Subject to the provisions of this section, the holder of an exclusive licence under a patent shall have the same right as the proprietor of the patent to bring proceedings in respect of any infringement of the patent committed after the date of the licence; and references to the proprietor of the patent in the provisions of this Act relating to infringement shall be construed accordingly.
a licence from the proprietor or applicant for a patent conferring on the licensee, or on him and persons authorised by him, to the exclusion of all other persons (including the proprietor or applicant), any right in respect of the invention to which the patent or application relates.
The court was asked to consider whether an exclusive licence granted to Illumina “and its Affiliates” was an exclusive licence within the meaning of sections 67 and 130 quoted above. Illumina argued that, in practice, all the Affiliates were under the control of Illumina. After considering the evidence and some prior case law, the judge, Mr Justice Carr, concluded at paragraph 254 that Illumina was not an exclusive licensee for the purposes of section 130 and therefore did not have title to sue an infringer, though the patent owner did:
Accordingly, a licence is only exclusive under section 130(1) if it is granted to a single person, although he may grant sub-licences to “persons authorised by him”. The PPA does not comply with this definition, as it is a licence granted by the proprietor to a number of persons, even though one of them is in de facto control of the others.
This problem could have been avoided if the parties had not included Affiliates within the scope of the licence, and had instead given Illumina the right to sub-license its Affiliates. This is, in any case, the preferable way of extending a licence to Affiliates, for the reasons stated in IP Draughts’ earlier article.
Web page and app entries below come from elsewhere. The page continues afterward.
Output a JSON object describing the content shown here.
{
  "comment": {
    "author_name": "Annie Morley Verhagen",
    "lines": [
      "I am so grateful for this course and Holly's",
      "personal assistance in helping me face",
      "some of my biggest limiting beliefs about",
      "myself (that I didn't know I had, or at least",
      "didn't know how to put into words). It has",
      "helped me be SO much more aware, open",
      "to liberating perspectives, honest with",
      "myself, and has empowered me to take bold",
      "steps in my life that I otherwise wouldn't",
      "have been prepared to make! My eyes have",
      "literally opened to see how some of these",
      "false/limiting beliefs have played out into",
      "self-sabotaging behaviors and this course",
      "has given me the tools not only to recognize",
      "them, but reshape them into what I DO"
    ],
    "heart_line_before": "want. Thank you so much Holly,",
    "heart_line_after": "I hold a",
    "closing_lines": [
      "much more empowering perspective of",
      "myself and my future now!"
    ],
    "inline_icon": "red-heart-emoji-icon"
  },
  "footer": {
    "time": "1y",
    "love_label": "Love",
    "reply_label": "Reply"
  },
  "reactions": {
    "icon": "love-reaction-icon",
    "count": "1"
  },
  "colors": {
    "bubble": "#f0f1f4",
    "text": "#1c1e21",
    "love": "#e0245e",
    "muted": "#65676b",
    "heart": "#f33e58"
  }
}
That article did not mention standing to sue as a reason for avoiding the “and its Affiliates” usage. But we can now add that reason to the list.